== Exercise ==
Among the entries below, find the lines with "JSON" and copy them.

== Entries from a dataset of interfaces ==
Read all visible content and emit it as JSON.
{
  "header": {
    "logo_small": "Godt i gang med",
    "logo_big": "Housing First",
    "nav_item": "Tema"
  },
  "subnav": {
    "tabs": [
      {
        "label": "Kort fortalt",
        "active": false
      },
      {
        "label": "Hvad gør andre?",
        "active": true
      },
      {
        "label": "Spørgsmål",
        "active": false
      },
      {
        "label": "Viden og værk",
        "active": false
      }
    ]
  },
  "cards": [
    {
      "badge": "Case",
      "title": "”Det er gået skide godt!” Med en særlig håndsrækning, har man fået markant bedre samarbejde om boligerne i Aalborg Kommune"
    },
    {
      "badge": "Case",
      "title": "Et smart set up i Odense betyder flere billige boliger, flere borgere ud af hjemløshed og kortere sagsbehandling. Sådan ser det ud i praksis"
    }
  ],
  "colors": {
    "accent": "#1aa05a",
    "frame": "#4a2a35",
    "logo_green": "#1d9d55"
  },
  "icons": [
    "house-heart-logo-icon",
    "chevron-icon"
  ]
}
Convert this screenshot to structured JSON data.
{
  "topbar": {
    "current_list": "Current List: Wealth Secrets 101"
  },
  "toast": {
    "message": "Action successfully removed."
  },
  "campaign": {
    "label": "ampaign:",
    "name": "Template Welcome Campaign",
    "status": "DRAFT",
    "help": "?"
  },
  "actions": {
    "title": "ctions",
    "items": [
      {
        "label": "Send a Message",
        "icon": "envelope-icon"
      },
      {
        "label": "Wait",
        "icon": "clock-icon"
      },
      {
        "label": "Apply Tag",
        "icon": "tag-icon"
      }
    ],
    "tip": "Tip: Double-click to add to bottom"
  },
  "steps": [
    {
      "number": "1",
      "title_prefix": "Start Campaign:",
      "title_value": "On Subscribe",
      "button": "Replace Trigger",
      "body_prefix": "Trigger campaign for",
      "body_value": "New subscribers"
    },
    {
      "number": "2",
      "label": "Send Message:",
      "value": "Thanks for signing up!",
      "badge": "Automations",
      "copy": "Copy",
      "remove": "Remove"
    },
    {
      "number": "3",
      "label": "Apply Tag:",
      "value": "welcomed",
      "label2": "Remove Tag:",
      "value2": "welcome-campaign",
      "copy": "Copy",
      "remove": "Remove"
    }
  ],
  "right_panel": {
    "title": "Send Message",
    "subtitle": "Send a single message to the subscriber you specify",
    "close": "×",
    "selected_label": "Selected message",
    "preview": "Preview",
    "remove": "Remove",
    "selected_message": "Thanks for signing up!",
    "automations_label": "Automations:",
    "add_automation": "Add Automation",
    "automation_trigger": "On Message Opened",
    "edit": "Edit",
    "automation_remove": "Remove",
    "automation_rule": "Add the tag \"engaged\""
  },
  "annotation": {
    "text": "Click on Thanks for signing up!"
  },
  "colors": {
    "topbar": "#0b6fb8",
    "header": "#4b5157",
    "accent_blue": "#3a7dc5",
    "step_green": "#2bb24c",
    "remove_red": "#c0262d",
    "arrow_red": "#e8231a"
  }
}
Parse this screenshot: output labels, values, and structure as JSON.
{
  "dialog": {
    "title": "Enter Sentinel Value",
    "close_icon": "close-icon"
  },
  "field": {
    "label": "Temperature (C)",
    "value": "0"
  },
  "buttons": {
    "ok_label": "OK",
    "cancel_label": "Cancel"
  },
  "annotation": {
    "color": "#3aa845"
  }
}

== Response to this exercise ==
Read all visible content and emit it as JSON.
Convert this screenshot to structured JSON data.
Parse this screenshot: output labels, values, and structure as JSON.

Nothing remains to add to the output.